More presuppositional headache

Sparked by an exchange about morality that arose out of a Facebook post about Kim Davis, I had a brief exchange with a self-described pre-suppositional apologist. Up until now, I'd never actually encountered one of them in real time. I've watched debates and interviews where the pre-suppositional argument is trotted out but I'd never experienced the brunt of it first hand. I know think I have a deeper understanding of what's going on.

What the hell am I talking about?

For those of you fortunate enough to have no idea what I'm talking about, the pre-suppositional argument [presup] is a method people use to convince us that their version of a god exists.

I once wrote a lengthy post explaining why the objections they were raising had merit, however they propose a solution which just about as absurd as it is possible to be, stacking nearly every logical fallacy imaginable into a very short line of reasoning. To paraphrase the great Douglas Adams, its fundamental flaws are completely concealed by its superficial flaws.

The question is not whether the argument is incorrect, but how? It fails on nearly every level, but combine that with the stubbornness of its exponents, it's hard to imagine a take-down of it that didn't require walking your interlocutor though large parts of a philosophy degree.

To give you an idea of what the argument would sound like outside of its theological domain, consider the following (hypothetical) conversation:

Me: Donald Trump won't be president.

Presup: How do you know?

Me: Because [evidence, evidence, evidence...]

Presup: But you don't know for sure?

Me: What do you mean by "sure"?

Presup: It's possible you could be wrong.

Me: I suppose it's possible. Technically, all those people voting for him wouldn't violate the known laws of physics. But it's so wildly improbable that we don't need to give that possibility any serious consideration.

Presup: So you admit you could be wrong; you don't know for sure.

Me: Well yeah, I guess.

Presup: So we have no reason to trust you because you could be wrong about that. But I know the Donald will be president. So of course Donald Trump will be president.

Strictly speaking, you have to invoke magic at some point to hold the argument to gather. Typically, the "I know Donald will be president" is justified through revelation or scripture.

Once you hear the first "How can you be sure?" all possibility for meaningful exchange is lost. The procedure loops ad infinitum like Cause and Effect because any assertion you make can be followed by "But how can you be sure?"

What's really going on?

After a while, it dawns on you that the argument isn't meant to be persuasive. It's extremely satisfying for the apologist to deliver because it seems like you're wielding a philosophical lightsaber that can cut through any argument with a simple response "But you could be wrong." What winds up happening is that your interlocutor winds up walking away in frustration and you have an ostensible victory.

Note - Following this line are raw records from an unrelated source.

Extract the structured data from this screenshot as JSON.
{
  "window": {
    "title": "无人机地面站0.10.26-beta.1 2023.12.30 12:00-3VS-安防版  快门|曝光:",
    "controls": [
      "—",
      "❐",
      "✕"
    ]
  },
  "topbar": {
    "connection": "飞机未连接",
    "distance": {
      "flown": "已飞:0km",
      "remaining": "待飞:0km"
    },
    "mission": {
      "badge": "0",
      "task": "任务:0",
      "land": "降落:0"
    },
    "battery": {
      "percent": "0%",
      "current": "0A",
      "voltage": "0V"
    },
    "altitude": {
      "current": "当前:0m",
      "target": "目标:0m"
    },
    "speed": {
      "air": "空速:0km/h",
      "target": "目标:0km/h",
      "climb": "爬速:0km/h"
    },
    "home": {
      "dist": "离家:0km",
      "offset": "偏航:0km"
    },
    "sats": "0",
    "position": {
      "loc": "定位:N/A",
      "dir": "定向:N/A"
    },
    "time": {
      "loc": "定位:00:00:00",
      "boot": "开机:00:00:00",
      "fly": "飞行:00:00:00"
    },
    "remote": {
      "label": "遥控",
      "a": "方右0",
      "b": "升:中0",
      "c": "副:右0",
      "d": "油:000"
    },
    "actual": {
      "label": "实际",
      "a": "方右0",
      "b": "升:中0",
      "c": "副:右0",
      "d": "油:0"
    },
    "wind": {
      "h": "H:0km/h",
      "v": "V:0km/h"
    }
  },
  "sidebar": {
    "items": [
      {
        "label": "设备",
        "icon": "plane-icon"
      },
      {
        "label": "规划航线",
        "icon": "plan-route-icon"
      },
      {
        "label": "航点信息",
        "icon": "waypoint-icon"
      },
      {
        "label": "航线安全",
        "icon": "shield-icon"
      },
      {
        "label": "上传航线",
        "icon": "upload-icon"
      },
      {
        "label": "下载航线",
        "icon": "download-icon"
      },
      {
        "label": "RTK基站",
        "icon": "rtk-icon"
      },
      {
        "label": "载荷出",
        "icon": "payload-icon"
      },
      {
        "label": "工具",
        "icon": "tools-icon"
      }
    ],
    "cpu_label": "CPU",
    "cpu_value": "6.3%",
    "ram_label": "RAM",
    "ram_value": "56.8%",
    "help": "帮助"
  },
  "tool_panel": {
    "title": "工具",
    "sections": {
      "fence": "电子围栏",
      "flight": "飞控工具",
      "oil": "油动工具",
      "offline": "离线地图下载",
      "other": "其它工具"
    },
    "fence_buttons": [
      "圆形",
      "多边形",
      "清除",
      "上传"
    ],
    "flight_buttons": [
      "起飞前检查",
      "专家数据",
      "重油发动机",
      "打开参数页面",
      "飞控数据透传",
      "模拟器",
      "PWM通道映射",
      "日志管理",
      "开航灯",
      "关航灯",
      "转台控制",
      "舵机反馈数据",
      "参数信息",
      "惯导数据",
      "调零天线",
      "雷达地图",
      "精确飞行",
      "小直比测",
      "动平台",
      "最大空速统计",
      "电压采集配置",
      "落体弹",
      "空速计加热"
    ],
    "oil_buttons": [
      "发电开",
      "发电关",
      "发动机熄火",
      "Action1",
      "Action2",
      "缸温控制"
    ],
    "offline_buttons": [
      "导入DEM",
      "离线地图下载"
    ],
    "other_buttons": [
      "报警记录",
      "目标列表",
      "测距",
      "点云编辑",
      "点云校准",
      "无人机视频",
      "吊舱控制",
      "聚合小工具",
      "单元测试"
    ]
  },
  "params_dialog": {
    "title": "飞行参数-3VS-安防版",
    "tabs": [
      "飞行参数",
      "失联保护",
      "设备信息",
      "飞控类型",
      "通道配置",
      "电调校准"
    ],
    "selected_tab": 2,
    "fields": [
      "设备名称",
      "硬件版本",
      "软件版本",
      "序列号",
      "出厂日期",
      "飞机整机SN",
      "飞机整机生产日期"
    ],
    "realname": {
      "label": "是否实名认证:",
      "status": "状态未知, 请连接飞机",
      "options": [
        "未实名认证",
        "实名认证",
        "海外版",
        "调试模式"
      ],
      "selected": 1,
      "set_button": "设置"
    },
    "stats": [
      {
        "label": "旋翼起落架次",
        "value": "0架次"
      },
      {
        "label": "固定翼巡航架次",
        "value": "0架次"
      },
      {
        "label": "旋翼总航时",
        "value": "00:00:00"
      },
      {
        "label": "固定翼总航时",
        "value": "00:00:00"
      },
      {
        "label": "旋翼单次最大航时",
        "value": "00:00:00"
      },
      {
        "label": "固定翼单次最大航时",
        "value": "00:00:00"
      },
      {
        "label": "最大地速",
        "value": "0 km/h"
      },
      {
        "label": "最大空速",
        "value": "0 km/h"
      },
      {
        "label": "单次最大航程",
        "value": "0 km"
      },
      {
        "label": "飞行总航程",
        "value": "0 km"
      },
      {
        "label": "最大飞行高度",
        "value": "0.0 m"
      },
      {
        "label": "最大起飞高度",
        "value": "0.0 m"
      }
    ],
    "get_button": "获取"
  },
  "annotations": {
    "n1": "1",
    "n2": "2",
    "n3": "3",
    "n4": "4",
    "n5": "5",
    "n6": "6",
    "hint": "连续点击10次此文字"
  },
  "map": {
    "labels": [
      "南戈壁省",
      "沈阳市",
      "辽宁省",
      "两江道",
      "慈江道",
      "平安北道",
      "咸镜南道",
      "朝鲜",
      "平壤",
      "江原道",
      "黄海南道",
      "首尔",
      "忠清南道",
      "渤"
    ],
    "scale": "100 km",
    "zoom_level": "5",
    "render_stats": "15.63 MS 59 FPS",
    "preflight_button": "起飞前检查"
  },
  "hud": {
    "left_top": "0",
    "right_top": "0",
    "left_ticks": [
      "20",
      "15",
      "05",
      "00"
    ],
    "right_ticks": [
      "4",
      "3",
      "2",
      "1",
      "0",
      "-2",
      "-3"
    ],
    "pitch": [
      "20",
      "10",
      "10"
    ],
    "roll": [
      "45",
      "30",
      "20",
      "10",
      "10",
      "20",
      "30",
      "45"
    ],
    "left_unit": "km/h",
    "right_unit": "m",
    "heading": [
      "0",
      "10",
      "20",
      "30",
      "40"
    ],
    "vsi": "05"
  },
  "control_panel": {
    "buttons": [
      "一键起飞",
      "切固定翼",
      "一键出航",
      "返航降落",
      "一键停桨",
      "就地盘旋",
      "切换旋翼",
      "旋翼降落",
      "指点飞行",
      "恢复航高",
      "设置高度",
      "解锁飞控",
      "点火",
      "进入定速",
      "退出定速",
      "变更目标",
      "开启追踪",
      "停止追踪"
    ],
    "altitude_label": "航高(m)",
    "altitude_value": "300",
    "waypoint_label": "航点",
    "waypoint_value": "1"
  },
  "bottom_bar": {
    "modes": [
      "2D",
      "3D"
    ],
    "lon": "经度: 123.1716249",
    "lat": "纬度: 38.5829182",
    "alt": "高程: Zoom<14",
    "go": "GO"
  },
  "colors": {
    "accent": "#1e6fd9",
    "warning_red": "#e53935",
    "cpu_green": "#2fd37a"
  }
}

Really, the argument is a form of insulation. It's a conversation stopper. Instead of an argument, it's a rhetorical device which simply prevents anyone from advancing a complex argument because at every step you get sucked back into black hole of uncertainty.

Where did it come from?

The argument arises as a response to some so valid, albeit insignificant, objections. Most reasonable people accept that it is impossible to prove negative statements. So, to bring out the popular example, I can't prove that I'm actually here writing this post and not simply a brain in a vat with electrodes stuck inside it, being made to think that I'm part of a body writing a blog post. For most of us this inability to prove our own non-brain-in-vat-ness doesn't cause us any concern and we go about our lives. But if you feel that such proof is necessary for peace of mind, your only recourse (because logic isn't going to help you) is to invoke magic. If an all knowing super powerful sky wizard could simply tell me that I'm not a brain in a vat, then I can count that as proof.

Where it all falls apart

Ultimately presuppositional apologist is a misnomer. Really it's pre-rational apologetics. They don't have a fundamental grasp of the basic terminology of epistemology. They don't understand the difference between possibility and probability, between unlikely and impossible, between plausible and proven. These mistakes in vocabulary (technically the fallacy of equivocation) allow them to claim certainty when in fact they are entitled to none. If I can't disprove that I'm a brain in a vat, they certainly can't disprove the possibility that they received a fraudulent revelation.

The one thing I kept asserting, which made my interlocutor every uncomfortable, was that evidence would change my mind. I went so far as to say that I would believe absolutely anything provided that enough evidence was presented. He was not willing to make the same admission. This is a philosophy that rejects evidence in favour of revelation. I can say confidently — and I don't think this is an ad hominem by any stretch of the imagination — if you haven't reached the point in your philosophical development where you can admit that you can change your beliefs in response to evidence, then you haven't earned a seat at the grownups' table to have philosophical discussions of this kind.

Now I post this with some sense of fear. I sent this individual a piece I had written on the subject of secular morality and was told that he forwarded it to no less than Sye Ten Bruggencate. So I live in fear that at any moment that some kind of response could turn up in my inbox.